◆ **Work to complete**:
Reproduce the lines below verbatim. Pictures are to be omitted.

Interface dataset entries
==*==
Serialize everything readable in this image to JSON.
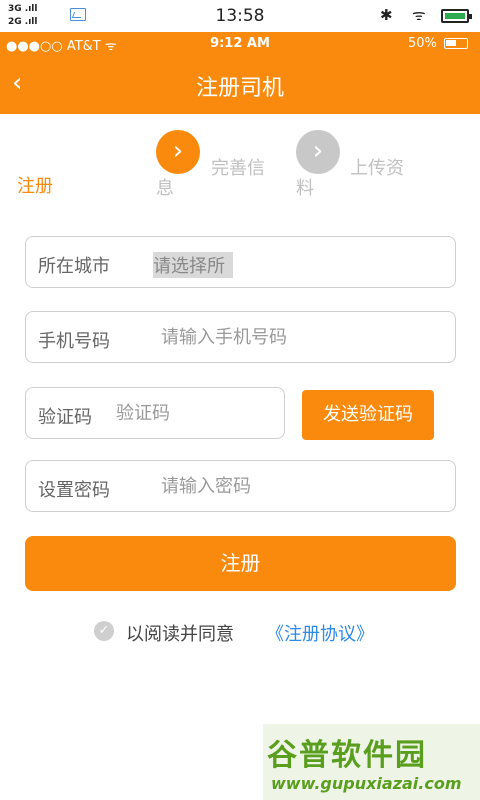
{
  "android_status": {
    "signal_3g": "3G .ıll",
    "signal_2g": "2G .ıll",
    "time": "13:58",
    "bluetooth_icon": "bluetooth-icon",
    "wifi_icon": "wifi-icon",
    "battery_icon": "battery-icon"
  },
  "ios_status": {
    "carrier": "●●●○○ AT&T ᯤ",
    "time": "9:12 AM",
    "battery_pct": "50%"
  },
  "header": {
    "back": "‹",
    "title": "注册司机"
  },
  "steps": {
    "step1": "注册",
    "step2_line1": "完善信",
    "step2_line2": "息",
    "step3_line1": "上传资",
    "step3_line2": "料",
    "arrow": "›"
  },
  "form": {
    "city_label": "所在城市",
    "city_value": "请选择所",
    "phone_label": "手机号码",
    "phone_placeholder": "请输入手机号码",
    "code_label": "验证码",
    "code_placeholder": "验证码",
    "send_code": "发送验证码",
    "password_label": "设置密码",
    "password_placeholder": "请输入密码",
    "submit": "注册"
  },
  "agreement": {
    "check": "✓",
    "text": "以阅读并同意",
    "link": "《注册协议》"
  },
  "watermark": {
    "brand": "谷普软件园",
    "url": "www.gupuxiazai.com"
  },
  "colors": {
    "accent": "#f98a0d",
    "link": "#2e8ae6",
    "step_inactive": "#c8c8c8"
  }
}
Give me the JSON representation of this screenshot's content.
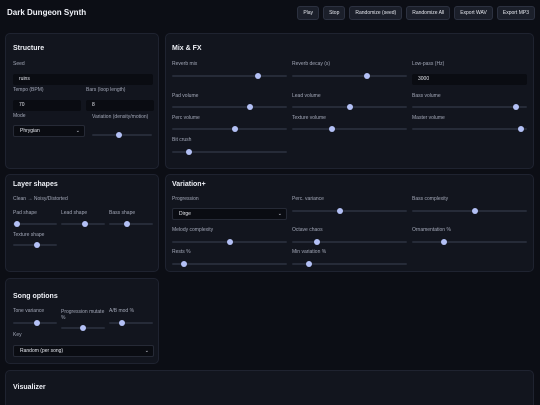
{
  "app": {
    "title": "Dark Dungeon Synth"
  },
  "toolbar": {
    "play": "Play",
    "stop": "Stop",
    "randomize_seed": "Randomize (seed)",
    "randomize_all": "Randomize All",
    "export_wav": "Export WAV",
    "export_mp3": "Export MP3"
  },
  "structure": {
    "title": "Structure",
    "seed_label": "Seed",
    "seed_value": "ruins",
    "tempo_label": "Tempo (BPM)",
    "tempo_value": "70",
    "bars_label": "Bars (loop length)",
    "bars_value": "8",
    "mode_label": "Mode",
    "mode_value": "Phrygian",
    "variation_label": "Variation (density/motion)",
    "variation_level": 0.45
  },
  "mix": {
    "title": "Mix & FX",
    "reverb_mix_label": "Reverb mix",
    "reverb_mix_level": 0.75,
    "reverb_decay_label": "Reverb decay (s)",
    "reverb_decay_level": 0.65,
    "lowpass_label": "Low-pass (Hz)",
    "lowpass_value": "3000",
    "pad_volume_label": "Pad volume",
    "pad_volume_level": 0.68,
    "lead_volume_label": "Lead volume",
    "lead_volume_level": 0.5,
    "bass_volume_label": "Bass volume",
    "bass_volume_level": 0.9,
    "perc_volume_label": "Perc volume",
    "perc_volume_level": 0.55,
    "texture_volume_label": "Texture volume",
    "texture_volume_level": 0.35,
    "master_volume_label": "Master volume",
    "master_volume_level": 0.95,
    "bitcrush_label": "Bit crush",
    "bitcrush_level": 0.15
  },
  "layers": {
    "title": "Layer shapes",
    "subtitle": "Clean → Noisy/Distorted",
    "pad_shape_label": "Pad shape",
    "pad_shape_level": 0.1,
    "lead_shape_label": "Lead shape",
    "lead_shape_level": 0.55,
    "bass_shape_label": "Bass shape",
    "bass_shape_level": 0.4,
    "texture_shape_label": "Texture shape",
    "texture_shape_level": 0.55
  },
  "variation": {
    "title": "Variation+",
    "progression_label": "Progression",
    "progression_value": "Dirge",
    "perc_variance_label": "Perc. variance",
    "perc_variance_level": 0.42,
    "bass_complexity_label": "Bass complexity",
    "bass_complexity_level": 0.55,
    "melody_complexity_label": "Melody complexity",
    "melody_complexity_level": 0.5,
    "octave_chaos_label": "Octave chaos",
    "octave_chaos_level": 0.22,
    "ornamentation_label": "Ornamentation %",
    "ornamentation_level": 0.28,
    "rests_label": "Rests %",
    "rests_level": 0.1,
    "min_variation_label": "Min variation %",
    "min_variation_level": 0.15
  },
  "song": {
    "title": "Song options",
    "tone_variance_label": "Tone variance",
    "tone_variance_level": 0.55,
    "progression_mutate_label": "Progression mutate %",
    "progression_mutate_level": 0.5,
    "ab_mod_label": "A/B mod %",
    "ab_mod_level": 0.3,
    "key_label": "Key",
    "key_value": "Random (per song)"
  },
  "visualizer": {
    "title": "Visualizer"
  }
}
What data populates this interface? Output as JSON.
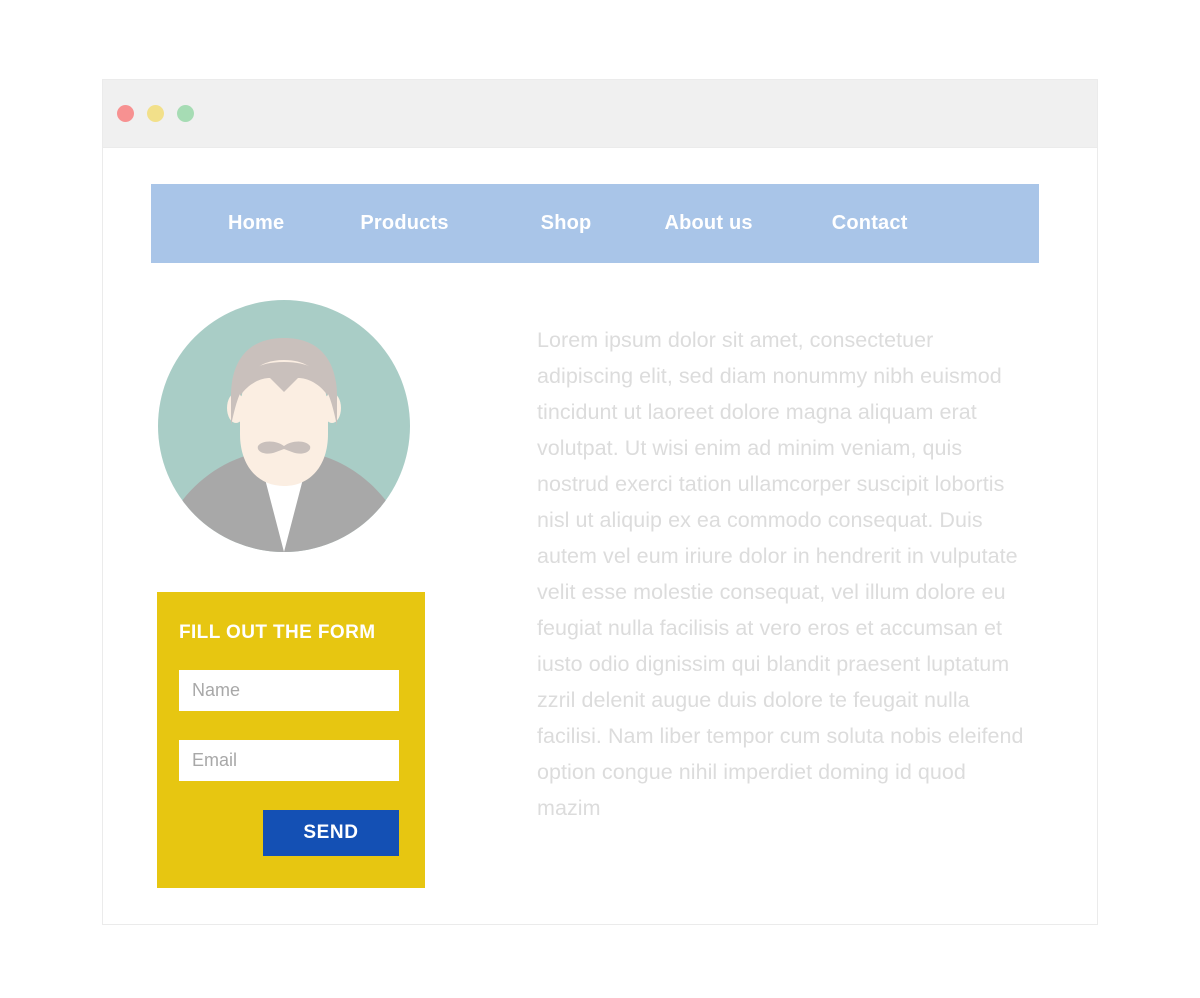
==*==
◆ **Solution below**:
Serialize everything readable in this image to JSON.
{
  "android_status": {
    "signal_3g": "3G .ıll",
    "signal_2g": "2G .ıll",
    "time": "13:58",
    "bluetooth_icon": "bluetooth-icon",
    "wifi_icon": "wifi-icon",
    "battery_icon": "battery-icon"
  },
  "ios_status": {
    "carrier": "●●●○○ AT&T ᯤ",
    "time": "9:12 AM",
    "battery_pct": "50%"
  },
  "header": {
    "back": "‹",
    "title": "注册司机"
  },
  "steps": {
    "step1": "注册",
    "step2_line1": "完善信",
    "step2_line2": "息",
    "step3_line1": "上传资",
    "step3_line2": "料",
    "arrow": "›"
  },
  "form": {
    "city_label": "所在城市",
    "city_value": "请选择所",
    "phone_label": "手机号码",
    "phone_placeholder": "请输入手机号码",
    "code_label": "验证码",
    "code_placeholder": "验证码",
    "send_code": "发送验证码",
    "password_label": "设置密码",
    "password_placeholder": "请输入密码",
    "submit": "注册"
  },
  "agreement": {
    "check": "✓",
    "text": "以阅读并同意",
    "link": "《注册协议》"
  },
  "watermark": {
    "brand": "谷普软件园",
    "url": "www.gupuxiazai.com"
  },
  "colors": {
    "accent": "#f98a0d",
    "link": "#2e8ae6",
    "step_inactive": "#c8c8c8"
  }
}
Give me the JSON representation of this screenshot's content.
{
  "app": {
    "title": "Dark Dungeon Synth"
  },
  "toolbar": {
    "play": "Play",
    "stop": "Stop",
    "randomize_seed": "Randomize (seed)",
    "randomize_all": "Randomize All",
    "export_wav": "Export WAV",
    "export_mp3": "Export MP3"
  },
  "structure": {
    "title": "Structure",
    "seed_label": "Seed",
    "seed_value": "ruins",
    "tempo_label": "Tempo (BPM)",
    "tempo_value": "70",
    "bars_label": "Bars (loop length)",
    "bars_value": "8",
    "mode_label": "Mode",
    "mode_value": "Phrygian",
    "variation_label": "Variation (density/motion)",
    "variation_level": 0.45
  },
  "mix": {
    "title": "Mix & FX",
    "reverb_mix_label": "Reverb mix",
    "reverb_mix_level": 0.75,
    "reverb_decay_label": "Reverb decay (s)",
    "reverb_decay_level": 0.65,
    "lowpass_label": "Low-pass (Hz)",
    "lowpass_value": "3000",
    "pad_volume_label": "Pad volume",
    "pad_volume_level": 0.68,
    "lead_volume_label": "Lead volume",
    "lead_volume_level": 0.5,
    "bass_volume_label": "Bass volume",
    "bass_volume_level": 0.9,
    "perc_volume_label": "Perc volume",
    "perc_volume_level": 0.55,
    "texture_volume_label": "Texture volume",
    "texture_volume_level": 0.35,
    "master_volume_label": "Master volume",
    "master_volume_level": 0.95,
    "bitcrush_label": "Bit crush",
    "bitcrush_level": 0.15
  },
  "layers": {
    "title": "Layer shapes",
    "subtitle": "Clean → Noisy/Distorted",
    "pad_shape_label": "Pad shape",
    "pad_shape_level": 0.1,
    "lead_shape_label": "Lead shape",
    "lead_shape_level": 0.55,
    "bass_shape_label": "Bass shape",
    "bass_shape_level": 0.4,
    "texture_shape_label": "Texture shape",
    "texture_shape_level": 0.55
  },
  "variation": {
    "title": "Variation+",
    "progression_label": "Progression",
    "progression_value": "Dirge",
    "perc_variance_label": "Perc. variance",
    "perc_variance_level": 0.42,
    "bass_complexity_label": "Bass complexity",
    "bass_complexity_level": 0.55,
    "melody_complexity_label": "Melody complexity",
    "melody_complexity_level": 0.5,
    "octave_chaos_label": "Octave chaos",
    "octave_chaos_level": 0.22,
    "ornamentation_label": "Ornamentation %",
    "ornamentation_level": 0.28,
    "rests_label": "Rests %",
    "rests_level": 0.1,
    "min_variation_label": "Min variation %",
    "min_variation_level": 0.15
  },
  "song": {
    "title": "Song options",
    "tone_variance_label": "Tone variance",
    "tone_variance_level": 0.55,
    "progression_mutate_label": "Progression mutate %",
    "progression_mutate_level": 0.5,
    "ab_mod_label": "A/B mod %",
    "ab_mod_level": 0.3,
    "key_label": "Key",
    "key_value": "Random (per song)"
  },
  "visualizer": {
    "title": "Visualizer"
  }
}
What data populates this interface? Output as JSON.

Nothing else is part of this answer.